Task to complete: Each line below should be copied exactly as it stands.

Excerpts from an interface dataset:
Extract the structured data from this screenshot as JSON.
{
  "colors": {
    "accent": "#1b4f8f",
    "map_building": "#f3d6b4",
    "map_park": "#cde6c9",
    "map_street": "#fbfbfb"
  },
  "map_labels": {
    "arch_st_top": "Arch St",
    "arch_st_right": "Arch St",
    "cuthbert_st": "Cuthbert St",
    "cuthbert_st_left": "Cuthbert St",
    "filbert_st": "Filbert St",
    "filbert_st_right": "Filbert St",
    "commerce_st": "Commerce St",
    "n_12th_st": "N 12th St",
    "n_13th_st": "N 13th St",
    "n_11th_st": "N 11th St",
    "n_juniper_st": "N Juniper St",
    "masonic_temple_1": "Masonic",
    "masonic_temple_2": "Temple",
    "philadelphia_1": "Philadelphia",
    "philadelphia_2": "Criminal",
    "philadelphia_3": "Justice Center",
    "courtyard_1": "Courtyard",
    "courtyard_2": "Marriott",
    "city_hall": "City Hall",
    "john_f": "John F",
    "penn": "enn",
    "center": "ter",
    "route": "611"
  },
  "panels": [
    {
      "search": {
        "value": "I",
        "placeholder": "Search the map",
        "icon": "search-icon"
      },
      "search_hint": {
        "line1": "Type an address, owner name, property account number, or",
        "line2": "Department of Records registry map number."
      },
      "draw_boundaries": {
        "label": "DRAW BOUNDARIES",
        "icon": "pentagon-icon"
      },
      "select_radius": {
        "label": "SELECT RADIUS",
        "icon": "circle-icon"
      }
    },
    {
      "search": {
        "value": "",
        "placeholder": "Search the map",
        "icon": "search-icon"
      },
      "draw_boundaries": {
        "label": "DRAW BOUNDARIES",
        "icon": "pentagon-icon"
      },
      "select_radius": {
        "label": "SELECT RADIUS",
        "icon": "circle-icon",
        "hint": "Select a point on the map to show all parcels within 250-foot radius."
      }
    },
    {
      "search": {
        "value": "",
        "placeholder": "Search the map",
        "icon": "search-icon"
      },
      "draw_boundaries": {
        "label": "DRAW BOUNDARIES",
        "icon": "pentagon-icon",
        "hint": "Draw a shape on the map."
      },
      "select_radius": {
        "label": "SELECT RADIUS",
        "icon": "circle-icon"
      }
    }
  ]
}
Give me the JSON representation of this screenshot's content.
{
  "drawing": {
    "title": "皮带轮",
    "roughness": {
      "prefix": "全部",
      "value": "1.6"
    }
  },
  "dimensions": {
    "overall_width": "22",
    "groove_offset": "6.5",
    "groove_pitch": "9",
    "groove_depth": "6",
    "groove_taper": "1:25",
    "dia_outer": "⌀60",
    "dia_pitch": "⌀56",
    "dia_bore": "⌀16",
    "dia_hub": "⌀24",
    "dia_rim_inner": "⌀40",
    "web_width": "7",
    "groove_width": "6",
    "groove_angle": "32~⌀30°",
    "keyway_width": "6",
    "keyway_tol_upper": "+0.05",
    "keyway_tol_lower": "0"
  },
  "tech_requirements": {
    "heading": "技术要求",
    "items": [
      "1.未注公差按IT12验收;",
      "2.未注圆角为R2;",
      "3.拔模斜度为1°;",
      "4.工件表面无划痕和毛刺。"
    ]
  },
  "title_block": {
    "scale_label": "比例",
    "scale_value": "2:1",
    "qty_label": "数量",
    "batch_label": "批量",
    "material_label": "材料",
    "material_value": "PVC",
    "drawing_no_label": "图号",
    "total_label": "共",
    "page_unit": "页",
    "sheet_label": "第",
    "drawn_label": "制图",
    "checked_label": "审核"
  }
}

Output:
Extract the structured data from this screenshot as JSON.
{
  "colors": {
    "accent": "#1b4f8f",
    "map_building": "#f3d6b4",
    "map_park": "#cde6c9",
    "map_street": "#fbfbfb"
  },
  "map_labels": {
    "arch_st_top": "Arch St",
    "arch_st_right": "Arch St",
    "cuthbert_st": "Cuthbert St",
    "cuthbert_st_left": "Cuthbert St",
    "filbert_st": "Filbert St",
    "filbert_st_right": "Filbert St",
    "commerce_st": "Commerce St",
    "n_12th_st": "N 12th St",
    "n_13th_st": "N 13th St",
    "n_11th_st": "N 11th St",
    "n_juniper_st": "N Juniper St",
    "masonic_temple_1": "Masonic",
    "masonic_temple_2": "Temple",
    "philadelphia_1": "Philadelphia",
    "philadelphia_2": "Criminal",
    "philadelphia_3": "Justice Center",
    "courtyard_1": "Courtyard",
    "courtyard_2": "Marriott",
    "city_hall": "City Hall",
    "john_f": "John F",
    "penn": "enn",
    "center": "ter",
    "route": "611"
  },
  "panels": [
    {
      "search": {
        "value": "I",
        "placeholder": "Search the map",
        "icon": "search-icon"
      },
      "search_hint": {
        "line1": "Type an address, owner name, property account number, or",
        "line2": "Department of Records registry map number."
      },
      "draw_boundaries": {
        "label": "DRAW BOUNDARIES",
        "icon": "pentagon-icon"
      },
      "select_radius": {
        "label": "SELECT RADIUS",
        "icon": "circle-icon"
      }
    },
    {
      "search": {
        "value": "",
        "placeholder": "Search the map",
        "icon": "search-icon"
      },
      "draw_boundaries": {
        "label": "DRAW BOUNDARIES",
        "icon": "pentagon-icon"
      },
      "select_radius": {
        "label": "SELECT RADIUS",
        "icon": "circle-icon",
        "hint": "Select a point on the map to show all parcels within 250-foot radius."
      }
    },
    {
      "search": {
        "value": "",
        "placeholder": "Search the map",
        "icon": "search-icon"
      },
      "draw_boundaries": {
        "label": "DRAW BOUNDARIES",
        "icon": "pentagon-icon",
        "hint": "Draw a shape on the map."
      },
      "select_radius": {
        "label": "SELECT RADIUS",
        "icon": "circle-icon"
      }
    }
  ]
}
Give me the JSON representation of this screenshot's content.
{
  "drawing": {
    "title": "皮带轮",
    "roughness": {
      "prefix": "全部",
      "value": "1.6"
    }
  },
  "dimensions": {
    "overall_width": "22",
    "groove_offset": "6.5",
    "groove_pitch": "9",
    "groove_depth": "6",
    "groove_taper": "1:25",
    "dia_outer": "⌀60",
    "dia_pitch": "⌀56",
    "dia_bore": "⌀16",
    "dia_hub": "⌀24",
    "dia_rim_inner": "⌀40",
    "web_width": "7",
    "groove_width": "6",
    "groove_angle": "32~⌀30°",
    "keyway_width": "6",
    "keyway_tol_upper": "+0.05",
    "keyway_tol_lower": "0"
  },
  "tech_requirements": {
    "heading": "技术要求",
    "items": [
      "1.未注公差按IT12验收;",
      "2.未注圆角为R2;",
      "3.拔模斜度为1°;",
      "4.工件表面无划痕和毛刺。"
    ]
  },
  "title_block": {
    "scale_label": "比例",
    "scale_value": "2:1",
    "qty_label": "数量",
    "batch_label": "批量",
    "material_label": "材料",
    "material_value": "PVC",
    "drawing_no_label": "图号",
    "total_label": "共",
    "page_unit": "页",
    "sheet_label": "第",
    "drawn_label": "制图",
    "checked_label": "审核"
  }
}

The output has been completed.